▸ **Prompt**:
The answer must consist of each line below that holds the word "acoustic", copied as it stands.

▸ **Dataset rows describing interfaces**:
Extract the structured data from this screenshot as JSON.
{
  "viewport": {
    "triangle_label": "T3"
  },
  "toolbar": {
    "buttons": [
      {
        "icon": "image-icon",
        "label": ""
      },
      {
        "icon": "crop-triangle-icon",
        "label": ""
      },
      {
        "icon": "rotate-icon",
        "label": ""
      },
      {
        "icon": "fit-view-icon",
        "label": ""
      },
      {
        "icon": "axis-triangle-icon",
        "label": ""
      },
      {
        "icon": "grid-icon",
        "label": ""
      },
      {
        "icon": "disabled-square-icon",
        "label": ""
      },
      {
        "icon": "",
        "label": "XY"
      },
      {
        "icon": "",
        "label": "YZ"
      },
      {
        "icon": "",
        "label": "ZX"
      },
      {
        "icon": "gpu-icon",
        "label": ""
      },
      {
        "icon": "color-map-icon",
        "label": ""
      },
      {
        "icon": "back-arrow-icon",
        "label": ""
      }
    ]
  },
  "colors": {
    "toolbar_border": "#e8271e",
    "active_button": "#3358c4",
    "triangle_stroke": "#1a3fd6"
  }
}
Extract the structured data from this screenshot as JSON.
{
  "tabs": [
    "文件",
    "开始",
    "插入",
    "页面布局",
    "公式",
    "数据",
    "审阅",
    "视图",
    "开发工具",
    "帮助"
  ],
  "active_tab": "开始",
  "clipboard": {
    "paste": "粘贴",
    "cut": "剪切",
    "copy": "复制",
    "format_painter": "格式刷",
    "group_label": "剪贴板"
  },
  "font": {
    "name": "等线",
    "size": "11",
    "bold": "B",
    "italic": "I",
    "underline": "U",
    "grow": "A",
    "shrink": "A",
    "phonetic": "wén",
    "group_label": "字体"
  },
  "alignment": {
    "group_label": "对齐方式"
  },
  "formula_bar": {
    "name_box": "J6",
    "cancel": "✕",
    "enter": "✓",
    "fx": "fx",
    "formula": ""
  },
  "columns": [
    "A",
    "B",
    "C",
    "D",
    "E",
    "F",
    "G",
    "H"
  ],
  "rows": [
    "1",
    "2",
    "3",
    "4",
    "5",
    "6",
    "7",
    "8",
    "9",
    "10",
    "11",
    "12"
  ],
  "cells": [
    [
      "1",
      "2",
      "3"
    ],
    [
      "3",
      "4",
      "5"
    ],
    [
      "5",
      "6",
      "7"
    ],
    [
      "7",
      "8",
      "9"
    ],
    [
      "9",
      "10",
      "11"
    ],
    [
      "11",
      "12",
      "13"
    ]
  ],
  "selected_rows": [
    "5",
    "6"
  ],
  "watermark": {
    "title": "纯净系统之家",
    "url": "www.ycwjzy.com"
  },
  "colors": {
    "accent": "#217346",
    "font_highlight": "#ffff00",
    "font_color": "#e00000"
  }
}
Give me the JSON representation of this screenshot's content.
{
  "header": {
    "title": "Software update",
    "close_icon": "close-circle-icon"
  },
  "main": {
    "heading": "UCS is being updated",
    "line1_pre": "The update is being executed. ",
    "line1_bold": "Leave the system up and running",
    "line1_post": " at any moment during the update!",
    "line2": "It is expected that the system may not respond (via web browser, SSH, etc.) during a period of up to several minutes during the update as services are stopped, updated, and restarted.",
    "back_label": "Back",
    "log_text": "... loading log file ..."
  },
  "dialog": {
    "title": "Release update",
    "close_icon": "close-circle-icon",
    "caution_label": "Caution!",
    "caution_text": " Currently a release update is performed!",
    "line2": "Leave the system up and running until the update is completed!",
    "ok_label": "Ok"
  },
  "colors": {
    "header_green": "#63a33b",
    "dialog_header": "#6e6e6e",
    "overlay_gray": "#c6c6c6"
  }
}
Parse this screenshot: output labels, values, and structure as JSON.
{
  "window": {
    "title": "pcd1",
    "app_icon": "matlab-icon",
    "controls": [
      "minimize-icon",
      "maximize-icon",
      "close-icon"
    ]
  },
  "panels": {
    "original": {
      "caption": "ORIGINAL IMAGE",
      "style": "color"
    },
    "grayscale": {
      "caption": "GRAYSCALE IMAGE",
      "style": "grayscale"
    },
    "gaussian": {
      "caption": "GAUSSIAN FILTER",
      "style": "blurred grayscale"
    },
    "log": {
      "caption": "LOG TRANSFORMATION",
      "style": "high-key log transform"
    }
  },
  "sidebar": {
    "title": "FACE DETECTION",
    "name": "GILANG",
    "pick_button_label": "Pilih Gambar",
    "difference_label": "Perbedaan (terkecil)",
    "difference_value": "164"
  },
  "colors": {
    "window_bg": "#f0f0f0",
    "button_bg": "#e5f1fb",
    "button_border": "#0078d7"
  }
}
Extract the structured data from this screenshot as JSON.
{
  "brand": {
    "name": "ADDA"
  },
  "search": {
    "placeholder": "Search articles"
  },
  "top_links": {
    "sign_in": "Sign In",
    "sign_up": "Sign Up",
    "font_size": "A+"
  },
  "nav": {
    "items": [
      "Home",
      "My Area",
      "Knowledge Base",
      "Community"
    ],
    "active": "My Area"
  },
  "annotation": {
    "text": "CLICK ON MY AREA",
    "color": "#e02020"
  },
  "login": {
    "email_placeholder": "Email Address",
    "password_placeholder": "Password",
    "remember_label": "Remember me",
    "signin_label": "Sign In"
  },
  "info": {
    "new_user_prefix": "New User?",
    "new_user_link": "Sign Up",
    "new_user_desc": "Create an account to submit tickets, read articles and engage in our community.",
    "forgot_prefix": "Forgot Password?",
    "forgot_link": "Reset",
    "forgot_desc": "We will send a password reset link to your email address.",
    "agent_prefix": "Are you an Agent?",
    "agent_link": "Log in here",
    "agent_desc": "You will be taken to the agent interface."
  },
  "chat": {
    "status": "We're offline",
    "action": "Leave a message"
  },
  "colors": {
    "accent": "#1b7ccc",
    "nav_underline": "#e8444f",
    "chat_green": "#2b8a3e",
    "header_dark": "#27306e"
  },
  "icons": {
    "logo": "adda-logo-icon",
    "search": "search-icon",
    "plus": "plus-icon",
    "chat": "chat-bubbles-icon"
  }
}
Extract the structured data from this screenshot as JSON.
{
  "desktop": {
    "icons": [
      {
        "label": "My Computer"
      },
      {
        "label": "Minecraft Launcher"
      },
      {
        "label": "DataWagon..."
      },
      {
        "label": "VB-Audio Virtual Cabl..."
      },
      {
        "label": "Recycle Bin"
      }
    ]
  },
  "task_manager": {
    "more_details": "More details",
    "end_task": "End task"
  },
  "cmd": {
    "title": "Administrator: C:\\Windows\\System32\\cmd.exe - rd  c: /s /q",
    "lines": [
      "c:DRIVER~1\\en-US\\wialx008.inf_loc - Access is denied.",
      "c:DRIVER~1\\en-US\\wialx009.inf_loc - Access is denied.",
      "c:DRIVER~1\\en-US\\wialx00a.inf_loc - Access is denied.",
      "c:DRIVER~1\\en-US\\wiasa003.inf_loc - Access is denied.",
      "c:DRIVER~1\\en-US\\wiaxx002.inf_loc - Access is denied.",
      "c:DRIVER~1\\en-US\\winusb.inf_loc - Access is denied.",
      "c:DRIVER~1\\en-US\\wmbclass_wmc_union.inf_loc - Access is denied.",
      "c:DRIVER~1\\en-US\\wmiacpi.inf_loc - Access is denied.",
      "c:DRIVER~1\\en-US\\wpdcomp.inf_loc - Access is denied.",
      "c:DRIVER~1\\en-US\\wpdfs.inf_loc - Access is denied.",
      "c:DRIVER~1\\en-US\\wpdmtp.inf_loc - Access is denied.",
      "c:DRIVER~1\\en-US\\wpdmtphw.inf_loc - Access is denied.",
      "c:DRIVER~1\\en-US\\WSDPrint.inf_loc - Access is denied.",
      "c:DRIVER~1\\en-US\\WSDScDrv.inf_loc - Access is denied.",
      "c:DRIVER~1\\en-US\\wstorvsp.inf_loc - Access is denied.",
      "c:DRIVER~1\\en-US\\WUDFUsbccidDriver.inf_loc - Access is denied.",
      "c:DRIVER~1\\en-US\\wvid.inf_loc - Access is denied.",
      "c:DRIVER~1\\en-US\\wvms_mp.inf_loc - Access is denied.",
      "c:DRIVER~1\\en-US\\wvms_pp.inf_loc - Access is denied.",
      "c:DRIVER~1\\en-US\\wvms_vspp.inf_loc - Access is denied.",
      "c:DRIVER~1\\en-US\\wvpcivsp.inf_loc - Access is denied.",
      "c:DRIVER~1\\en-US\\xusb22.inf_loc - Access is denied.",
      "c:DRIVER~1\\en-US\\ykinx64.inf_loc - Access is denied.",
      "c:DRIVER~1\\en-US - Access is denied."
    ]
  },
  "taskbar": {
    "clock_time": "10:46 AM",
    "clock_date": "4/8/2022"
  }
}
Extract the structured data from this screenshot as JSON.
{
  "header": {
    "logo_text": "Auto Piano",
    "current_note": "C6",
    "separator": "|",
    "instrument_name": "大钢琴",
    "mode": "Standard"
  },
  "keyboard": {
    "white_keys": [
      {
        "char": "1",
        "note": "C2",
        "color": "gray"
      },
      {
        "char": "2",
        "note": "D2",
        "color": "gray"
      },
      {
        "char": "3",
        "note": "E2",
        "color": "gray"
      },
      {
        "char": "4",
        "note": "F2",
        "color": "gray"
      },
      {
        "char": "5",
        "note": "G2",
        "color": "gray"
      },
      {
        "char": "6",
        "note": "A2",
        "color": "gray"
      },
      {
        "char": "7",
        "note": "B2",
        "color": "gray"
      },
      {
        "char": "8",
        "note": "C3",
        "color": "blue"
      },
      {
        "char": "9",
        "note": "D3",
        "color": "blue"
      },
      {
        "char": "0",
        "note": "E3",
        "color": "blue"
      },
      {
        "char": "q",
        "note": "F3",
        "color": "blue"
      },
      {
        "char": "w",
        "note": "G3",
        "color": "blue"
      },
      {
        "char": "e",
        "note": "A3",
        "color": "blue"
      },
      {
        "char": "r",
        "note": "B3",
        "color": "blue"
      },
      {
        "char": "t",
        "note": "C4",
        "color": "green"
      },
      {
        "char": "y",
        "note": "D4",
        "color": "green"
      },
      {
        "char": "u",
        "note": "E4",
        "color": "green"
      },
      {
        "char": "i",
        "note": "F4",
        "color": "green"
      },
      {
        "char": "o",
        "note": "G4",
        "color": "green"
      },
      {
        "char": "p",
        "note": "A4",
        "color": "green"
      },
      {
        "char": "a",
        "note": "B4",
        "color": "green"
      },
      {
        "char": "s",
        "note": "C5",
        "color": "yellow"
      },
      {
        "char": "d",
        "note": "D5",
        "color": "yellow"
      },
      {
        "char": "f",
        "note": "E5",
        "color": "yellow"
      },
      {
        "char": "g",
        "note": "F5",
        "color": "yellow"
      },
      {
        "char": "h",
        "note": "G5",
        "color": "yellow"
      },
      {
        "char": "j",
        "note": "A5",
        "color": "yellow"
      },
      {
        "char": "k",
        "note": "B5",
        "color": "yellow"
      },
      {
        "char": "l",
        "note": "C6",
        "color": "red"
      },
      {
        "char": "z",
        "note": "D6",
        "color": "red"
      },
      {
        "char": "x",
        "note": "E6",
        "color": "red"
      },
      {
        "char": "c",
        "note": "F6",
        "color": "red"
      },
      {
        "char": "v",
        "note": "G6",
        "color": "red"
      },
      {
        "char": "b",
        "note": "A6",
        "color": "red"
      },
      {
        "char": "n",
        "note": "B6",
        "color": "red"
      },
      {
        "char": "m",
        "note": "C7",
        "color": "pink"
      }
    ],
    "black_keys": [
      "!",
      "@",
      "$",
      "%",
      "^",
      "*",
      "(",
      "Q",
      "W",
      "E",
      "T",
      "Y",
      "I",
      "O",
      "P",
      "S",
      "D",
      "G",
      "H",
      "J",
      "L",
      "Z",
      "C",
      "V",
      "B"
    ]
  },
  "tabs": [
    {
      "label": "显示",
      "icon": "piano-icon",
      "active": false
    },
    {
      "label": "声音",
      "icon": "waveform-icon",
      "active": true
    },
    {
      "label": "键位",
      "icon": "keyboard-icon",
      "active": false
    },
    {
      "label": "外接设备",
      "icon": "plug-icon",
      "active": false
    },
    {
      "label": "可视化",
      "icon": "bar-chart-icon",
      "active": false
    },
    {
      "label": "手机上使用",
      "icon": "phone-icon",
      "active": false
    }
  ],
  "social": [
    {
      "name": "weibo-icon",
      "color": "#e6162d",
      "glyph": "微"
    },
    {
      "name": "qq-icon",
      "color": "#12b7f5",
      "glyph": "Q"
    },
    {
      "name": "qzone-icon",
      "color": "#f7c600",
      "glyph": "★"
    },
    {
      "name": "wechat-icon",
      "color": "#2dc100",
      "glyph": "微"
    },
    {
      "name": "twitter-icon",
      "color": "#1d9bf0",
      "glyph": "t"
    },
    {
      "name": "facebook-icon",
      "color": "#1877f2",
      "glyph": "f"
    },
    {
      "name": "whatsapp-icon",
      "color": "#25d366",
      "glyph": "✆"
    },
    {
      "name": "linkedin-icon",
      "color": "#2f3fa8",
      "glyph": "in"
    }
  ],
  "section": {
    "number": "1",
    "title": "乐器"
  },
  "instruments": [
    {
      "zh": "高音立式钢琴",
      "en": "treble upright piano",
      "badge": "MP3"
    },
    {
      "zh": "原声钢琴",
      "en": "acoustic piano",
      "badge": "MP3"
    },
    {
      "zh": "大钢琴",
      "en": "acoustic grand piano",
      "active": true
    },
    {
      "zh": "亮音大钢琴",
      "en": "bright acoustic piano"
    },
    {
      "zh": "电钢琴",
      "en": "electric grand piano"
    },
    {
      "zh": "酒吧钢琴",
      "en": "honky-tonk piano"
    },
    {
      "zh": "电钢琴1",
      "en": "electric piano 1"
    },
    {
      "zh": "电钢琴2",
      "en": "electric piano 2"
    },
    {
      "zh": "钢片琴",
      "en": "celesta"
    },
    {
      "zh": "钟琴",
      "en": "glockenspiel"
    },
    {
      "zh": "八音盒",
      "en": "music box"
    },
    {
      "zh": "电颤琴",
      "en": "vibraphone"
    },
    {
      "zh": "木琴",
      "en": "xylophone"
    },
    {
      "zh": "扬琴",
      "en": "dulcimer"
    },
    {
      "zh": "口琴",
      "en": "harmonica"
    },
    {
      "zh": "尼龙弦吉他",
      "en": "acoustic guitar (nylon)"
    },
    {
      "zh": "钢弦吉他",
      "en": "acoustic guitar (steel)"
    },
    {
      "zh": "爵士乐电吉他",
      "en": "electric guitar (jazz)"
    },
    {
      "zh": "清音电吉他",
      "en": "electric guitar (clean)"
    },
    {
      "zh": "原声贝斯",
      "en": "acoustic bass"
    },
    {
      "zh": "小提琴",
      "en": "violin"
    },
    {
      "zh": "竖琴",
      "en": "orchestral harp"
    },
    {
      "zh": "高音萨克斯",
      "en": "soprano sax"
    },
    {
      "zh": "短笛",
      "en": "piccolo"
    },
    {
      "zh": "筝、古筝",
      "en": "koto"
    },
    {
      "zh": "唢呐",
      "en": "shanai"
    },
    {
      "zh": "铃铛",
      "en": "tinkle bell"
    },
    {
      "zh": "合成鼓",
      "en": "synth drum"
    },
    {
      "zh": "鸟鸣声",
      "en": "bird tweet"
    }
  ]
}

▸ **Result for this exercise**:
      "en": "acoustic piano",
      "en": "acoustic grand piano",
      "en": "bright acoustic piano"
      "en": "acoustic guitar (nylon)"
      "en": "acoustic guitar (steel)"
      "en": "acoustic bass"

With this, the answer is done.